Can I dispute the result?

Scores are not provided to candidates.  If you passed, this is all you will learn.  If you have failed, you will be given an assessment of the areas you were weak in. Boderline exams are automatically re-scored by hand.  You may also apply to have your examination handscored if you notify the RPNAS up to 11 weeks after the examination and pay a fee equal to 10% of the exam fee.

I can’t find the answer to my question here.

Please contact our office at 306-586-5617, or email [email protected]

Scoring Questions

Do exam questions have more than one correct answer, and how is the correct answer determined?

A multiple-choice question is constructed so that only someone who has mastered the subject matter will select the correct answer; to that person, only one option will appear to be the correct answer. To
someone who lacks a firm grasp of the subject matter, all options may look plausible.

The exam is the end result of many test development activities that take place throughout a two-year period. Registered psychiatric nurses, clinicians and administrators from across Canada create and
evaluate the exam questions with assistance from ASI test consultants, who ensure that the RPNCE meets the Blueprint guidelines and specifications.

Each question on the exam is supported by two references. Most of these references have been published within the past five years. The purpose of the references is twofold: (1) to indicate that the correct answer within each question has authoritative support from at least two experts in the field and (2) to provide a source for further reading and review. Every attempt has been made to use references that are up-to-date, accessible and accepted within the nursing community.

Does each question have equal weight on the exam?

Each exam question has the same value: one mark. Your score on the exam is calculated as the number of questions that you answered correctly. In this process, each question is worth one, and only one mark.

Are there any questions that I MUST answer correctly to pass the exam?

The answer to this question is “no”. There are no critical questions that a candidate must answer correctly to receive a passing score on the RPNCE. Each exam question has the same value: one mark.

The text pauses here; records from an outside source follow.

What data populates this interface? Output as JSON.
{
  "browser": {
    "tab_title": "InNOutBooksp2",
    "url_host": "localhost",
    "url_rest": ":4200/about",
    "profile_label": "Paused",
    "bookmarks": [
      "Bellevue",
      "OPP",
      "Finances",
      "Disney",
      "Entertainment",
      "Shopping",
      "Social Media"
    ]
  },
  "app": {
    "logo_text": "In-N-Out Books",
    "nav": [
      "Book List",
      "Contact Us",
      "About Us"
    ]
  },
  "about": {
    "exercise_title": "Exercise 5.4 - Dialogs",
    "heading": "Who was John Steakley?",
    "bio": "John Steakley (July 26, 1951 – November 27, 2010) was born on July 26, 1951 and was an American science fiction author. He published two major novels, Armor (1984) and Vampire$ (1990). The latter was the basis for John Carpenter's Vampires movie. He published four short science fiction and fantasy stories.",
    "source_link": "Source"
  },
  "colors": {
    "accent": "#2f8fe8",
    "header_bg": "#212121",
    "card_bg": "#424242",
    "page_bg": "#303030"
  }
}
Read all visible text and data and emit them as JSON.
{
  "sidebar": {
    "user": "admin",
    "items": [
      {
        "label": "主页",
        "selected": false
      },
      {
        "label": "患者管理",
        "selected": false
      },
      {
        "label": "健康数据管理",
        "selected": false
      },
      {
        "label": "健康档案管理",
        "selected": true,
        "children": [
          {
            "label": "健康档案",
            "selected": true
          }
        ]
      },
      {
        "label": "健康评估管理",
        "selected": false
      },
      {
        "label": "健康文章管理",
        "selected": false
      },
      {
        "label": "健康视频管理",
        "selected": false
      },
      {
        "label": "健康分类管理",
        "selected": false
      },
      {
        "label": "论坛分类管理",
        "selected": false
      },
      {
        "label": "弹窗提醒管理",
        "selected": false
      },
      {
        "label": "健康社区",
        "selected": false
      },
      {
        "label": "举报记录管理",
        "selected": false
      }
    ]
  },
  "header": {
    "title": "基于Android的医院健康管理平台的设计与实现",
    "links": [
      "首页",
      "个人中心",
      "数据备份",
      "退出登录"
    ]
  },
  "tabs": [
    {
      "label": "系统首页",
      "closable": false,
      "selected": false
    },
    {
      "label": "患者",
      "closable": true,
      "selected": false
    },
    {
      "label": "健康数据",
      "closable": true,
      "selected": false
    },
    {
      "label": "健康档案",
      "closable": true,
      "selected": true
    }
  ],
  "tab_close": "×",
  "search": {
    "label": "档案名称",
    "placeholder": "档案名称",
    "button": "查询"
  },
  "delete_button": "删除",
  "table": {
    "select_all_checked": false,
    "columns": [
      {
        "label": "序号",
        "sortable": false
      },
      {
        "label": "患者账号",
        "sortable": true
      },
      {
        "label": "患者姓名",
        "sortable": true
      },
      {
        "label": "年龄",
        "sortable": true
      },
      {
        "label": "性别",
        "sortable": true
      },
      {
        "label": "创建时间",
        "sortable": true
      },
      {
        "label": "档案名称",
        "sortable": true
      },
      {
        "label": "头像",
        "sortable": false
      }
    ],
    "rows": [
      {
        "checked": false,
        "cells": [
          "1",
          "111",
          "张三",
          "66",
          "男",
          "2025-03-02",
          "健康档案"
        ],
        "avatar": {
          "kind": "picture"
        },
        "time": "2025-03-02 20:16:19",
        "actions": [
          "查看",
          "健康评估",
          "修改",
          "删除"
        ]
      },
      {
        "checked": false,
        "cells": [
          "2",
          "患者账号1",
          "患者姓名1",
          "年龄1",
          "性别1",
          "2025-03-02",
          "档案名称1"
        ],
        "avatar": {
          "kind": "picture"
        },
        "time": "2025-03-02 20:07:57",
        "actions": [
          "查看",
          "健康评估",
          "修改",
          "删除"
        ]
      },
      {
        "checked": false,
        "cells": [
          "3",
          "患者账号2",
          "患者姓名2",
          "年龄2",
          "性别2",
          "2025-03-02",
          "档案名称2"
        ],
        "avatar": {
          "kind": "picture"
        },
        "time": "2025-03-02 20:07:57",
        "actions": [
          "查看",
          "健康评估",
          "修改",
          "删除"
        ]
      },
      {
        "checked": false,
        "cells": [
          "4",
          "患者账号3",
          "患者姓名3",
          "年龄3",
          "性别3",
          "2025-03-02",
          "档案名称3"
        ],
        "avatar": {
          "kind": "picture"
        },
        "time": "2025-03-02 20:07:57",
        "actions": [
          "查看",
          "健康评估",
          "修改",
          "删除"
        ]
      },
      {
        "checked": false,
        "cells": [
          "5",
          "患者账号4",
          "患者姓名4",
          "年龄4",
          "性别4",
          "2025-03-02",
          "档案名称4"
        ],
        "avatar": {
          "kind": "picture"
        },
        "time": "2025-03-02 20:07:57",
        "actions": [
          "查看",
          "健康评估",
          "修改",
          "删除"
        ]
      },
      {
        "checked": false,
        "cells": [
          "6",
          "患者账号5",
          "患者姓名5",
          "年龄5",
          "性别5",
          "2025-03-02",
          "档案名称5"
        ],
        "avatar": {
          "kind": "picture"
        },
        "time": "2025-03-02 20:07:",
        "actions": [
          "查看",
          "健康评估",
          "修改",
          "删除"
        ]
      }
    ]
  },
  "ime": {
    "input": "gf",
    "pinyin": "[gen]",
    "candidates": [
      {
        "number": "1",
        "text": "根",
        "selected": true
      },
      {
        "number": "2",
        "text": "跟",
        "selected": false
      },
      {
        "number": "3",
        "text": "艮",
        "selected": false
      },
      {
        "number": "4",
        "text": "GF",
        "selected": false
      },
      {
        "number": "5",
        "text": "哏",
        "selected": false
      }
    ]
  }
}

How is the pass mark for the exam set?

The pass mark is set in reference to the content and the difficulty of the test questions. The pass mark is NOT set using a norm-referenced approach such as “bell curving”. The pass mark is set by a panel of
content experts from across Canada. These content experts work closely with entry-level Registered Psychiatric Nurses, and include educators, experienced practitioners and administrators. The pass mark is set at a level that represents the performance expected of a competent entry-level psychiatric nurse.

The panel of content experts reviews each exam question and produces ratings based on a common understanding of a competent entry-level practical nurse. In addition to these ratings, a variety of relevant data (for example, information on the preparation of new graduates, data on results from previously administered exam) are carefully considered to ensure that the pass mark that candidates must achieve on the exam is valid and fair. Based on this information, an appropriate pass mark is set. Also, to ensure fairness, the different versions of the exam are equated so that all candidates have to meet the same standard regardless of the version of the exam.

For each form of the RPNCE, the pass mark is the same across writing centres and across the four western provinces.